Bottom line – I love my dad. For a few years, it was just the two of us (and a box of mac & cheese). When I found out that he had kidney disease and would possibly need a transplant, my first thought was when, where, and how do I get tested. Being the oldest of five, I knew it was my responsibility to step up and step in to help save my dad. There was nothing I wanted more than for my much younger siblings to have the same amount of time with our dad that I had. I mean, who else would enforce the strict curfew that I had to suffer through!?!?
Three years ago today, at the age of 25, I donated my “plump” left kidney to my dad and I would do it all over if I could. Being a fourth-grade teacher with summers off, I knew the best way possible to spend my break was saving my dad’s life. I currently “rock 1 kidney” by living the best life I can, teaching the fourth graders that I love!!
– Annie DeToro
I donated a kidney to my cousin, Jeff, at UCLA on March 31, 2016. I was a healthy 64 year-old woman living in Maine with my retired husband and golden retriever. Our children were grown and scattered. My cousin had been on dialysis for 6 months and his quality of life was unacceptable. There was no one else in the family who hadn’t had cancer so I stepped up and offered a kidney.
It was the easiest operation I could have contemplated. I was sightseeing on Santa Monica pier 4 days after the operation. I was walking the dog three miles a day within a week. I was walking 18 holes and playing golf 6 weeks later but feeling like I could have done it earlier. I cross country ski in the winter.
99% of the time I don’t even remember that I have only one kidney. I feel great and recommend that healthy people consider giving a kidney. My cousin is extremely appreciative and thanks me often. I wish I had offered earlier.
– Dorothy Jones
Ali Golian donated a kidney to a colleague, Sonia, who he hadn’t seen in five years! Now he rocks one kidney by trying to spread the word about living kidney donation, even appearing on TV in the United Kingdom! He shared with Rock 1 Kidney:
It’s great to see her progress and now she’s living a normal life with my old kidney! I’ve now got a healthier lifestyle and see life in a different way.
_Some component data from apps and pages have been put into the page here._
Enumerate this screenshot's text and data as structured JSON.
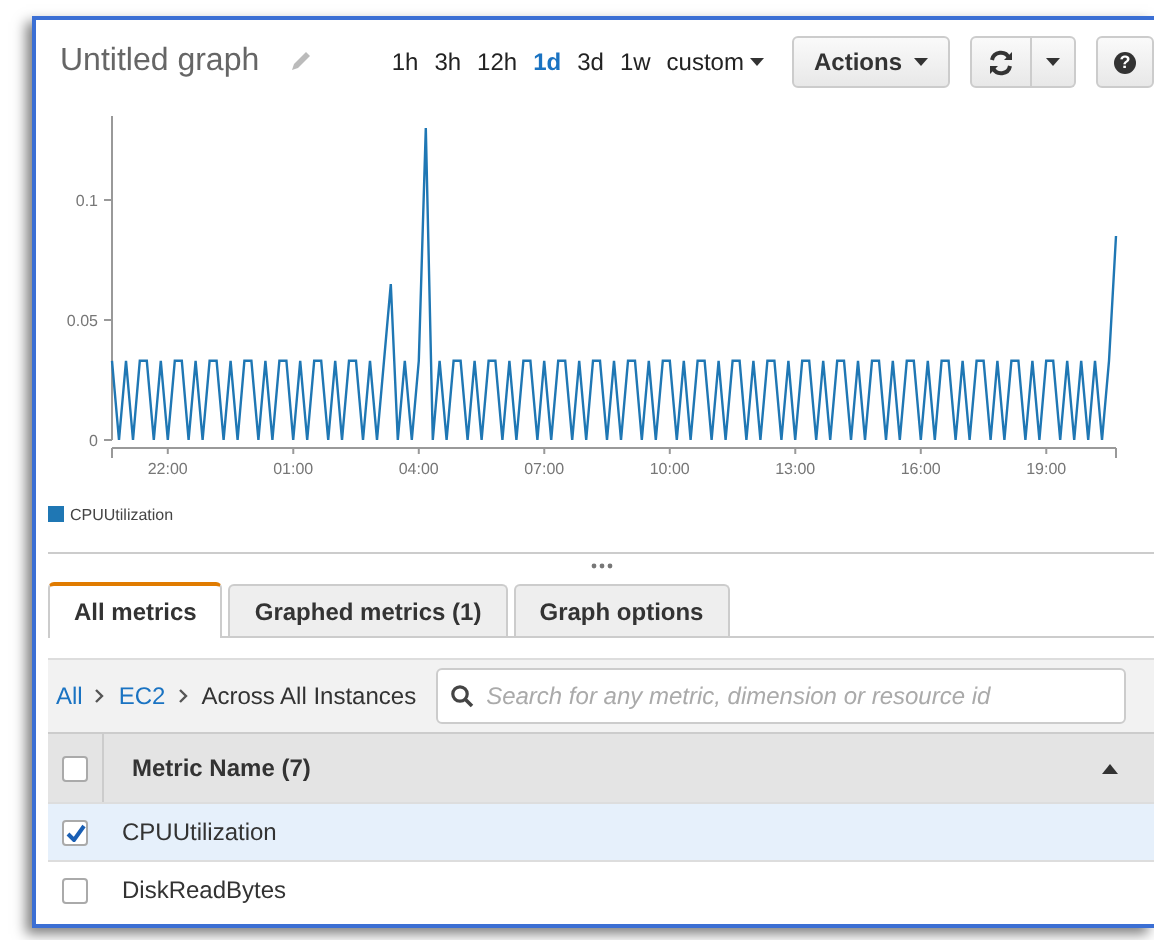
{
  "graph": {
    "title": "Untitled graph",
    "time_ranges": [
      {
        "label": "1h",
        "selected": false
      },
      {
        "label": "3h",
        "selected": false
      },
      {
        "label": "12h",
        "selected": false
      },
      {
        "label": "1d",
        "selected": true
      },
      {
        "label": "3d",
        "selected": false
      },
      {
        "label": "1w",
        "selected": false
      },
      {
        "label": "custom",
        "selected": false,
        "kind": "dropdown"
      }
    ],
    "actions_button": "Actions",
    "help_button": "?",
    "chart_data": {
      "type": "line",
      "ylim": [
        0,
        0.135
      ],
      "categories": [
        null,
        null,
        null,
        null,
        null,
        null,
        null,
        null,
        "22:00",
        null,
        null,
        null,
        null,
        null,
        null,
        null,
        null,
        null,
        null,
        null,
        null,
        null,
        null,
        null,
        null,
        null,
        "01:00",
        null,
        null,
        null,
        null,
        null,
        null,
        null,
        null,
        null,
        null,
        null,
        null,
        null,
        null,
        null,
        null,
        null,
        "04:00",
        null,
        null,
        null,
        null,
        null,
        null,
        null,
        null,
        null,
        null,
        null,
        null,
        null,
        null,
        null,
        null,
        null,
        "07:00",
        null,
        null,
        null,
        null,
        null,
        null,
        null,
        null,
        null,
        null,
        null,
        null,
        null,
        null,
        null,
        null,
        null,
        "10:00",
        null,
        null,
        null,
        null,
        null,
        null,
        null,
        null,
        null,
        null,
        null,
        null,
        null,
        null,
        null,
        null,
        null,
        "13:00",
        null,
        null,
        null,
        null,
        null,
        null,
        null,
        null,
        null,
        null,
        null,
        null,
        null,
        null,
        null,
        null,
        null,
        "16:00",
        null,
        null,
        null,
        null,
        null,
        null,
        null,
        null,
        null,
        null,
        null,
        null,
        null,
        null,
        null,
        null,
        null,
        "19:00",
        null,
        null,
        null,
        null,
        null,
        null,
        null,
        null,
        null,
        null
      ],
      "yticks": [
        {
          "value": 0,
          "label": "0"
        },
        {
          "value": 0.05,
          "label": "0.05"
        },
        {
          "value": 0.1,
          "label": "0.1"
        }
      ],
      "series": [
        {
          "name": "CPUUtilization",
          "color": "#1f77b4",
          "values": [
            0.033,
            0,
            0.033,
            0,
            0.033,
            0.033,
            0,
            0.033,
            0,
            0.033,
            0.033,
            0,
            0.033,
            0,
            0.033,
            0.033,
            0,
            0.033,
            0,
            0.033,
            0.033,
            0,
            0.033,
            0,
            0.033,
            0.033,
            0,
            0.033,
            0,
            0.033,
            0.033,
            0,
            0.033,
            0,
            0.033,
            0.033,
            0,
            0.033,
            0,
            0.033,
            0.065,
            0,
            0.033,
            0,
            0.033,
            0.13,
            0,
            0.033,
            0,
            0.033,
            0.033,
            0,
            0.033,
            0,
            0.033,
            0.033,
            0,
            0.033,
            0,
            0.033,
            0.033,
            0,
            0.033,
            0,
            0.033,
            0.033,
            0,
            0.033,
            0,
            0.033,
            0.033,
            0,
            0.033,
            0,
            0.033,
            0.033,
            0,
            0.033,
            0,
            0.033,
            0.033,
            0,
            0.033,
            0,
            0.033,
            0.033,
            0,
            0.033,
            0,
            0.033,
            0.033,
            0,
            0.033,
            0,
            0.033,
            0.033,
            0,
            0.033,
            0,
            0.033,
            0.033,
            0,
            0.033,
            0,
            0.033,
            0.033,
            0,
            0.033,
            0,
            0.033,
            0.033,
            0,
            0.033,
            0,
            0.033,
            0.033,
            0,
            0.033,
            0,
            0.033,
            0.033,
            0,
            0.033,
            0,
            0.033,
            0.033,
            0,
            0.033,
            0,
            0.033,
            0.033,
            0,
            0.033,
            0,
            0.033,
            0.033,
            0,
            0.033,
            0,
            0.033,
            0,
            0.033,
            0,
            0.033,
            0.085
          ]
        }
      ]
    }
  },
  "tabs": [
    {
      "label": "All metrics",
      "selected": true
    },
    {
      "label": "Graphed metrics (1)",
      "selected": false
    },
    {
      "label": "Graph options",
      "selected": false
    }
  ],
  "breadcrumb": [
    {
      "label": "All",
      "kind": "link"
    },
    {
      "label": "EC2",
      "kind": "link"
    },
    {
      "label": "Across All Instances",
      "kind": "current"
    }
  ],
  "search": {
    "placeholder": "Search for any metric, dimension or resource id"
  },
  "table": {
    "header_checked": false,
    "column": "Metric Name (7)",
    "rows": [
      {
        "name": "CPUUtilization",
        "checked": true,
        "selected": true
      },
      {
        "name": "DiskReadBytes",
        "checked": false,
        "selected": false
      }
    ]
  }
}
Since donating I’ve learned that we have the power to change everything in our lives. We have the power to change our mindset in order to change our lives. I’ve learned that we can NOT blame others for the way we feel and receive things. Everything is in our own hands. If we accept this we won’t suffer anymore.
This is me, rocking 1 kidney with my days old daughter. When I decided to donate to my sister, fertility was one thing no one really knew much about. Baby was happily carried to term (well a little past term, actually) and everyone remained healthy throughout with no kidney complications.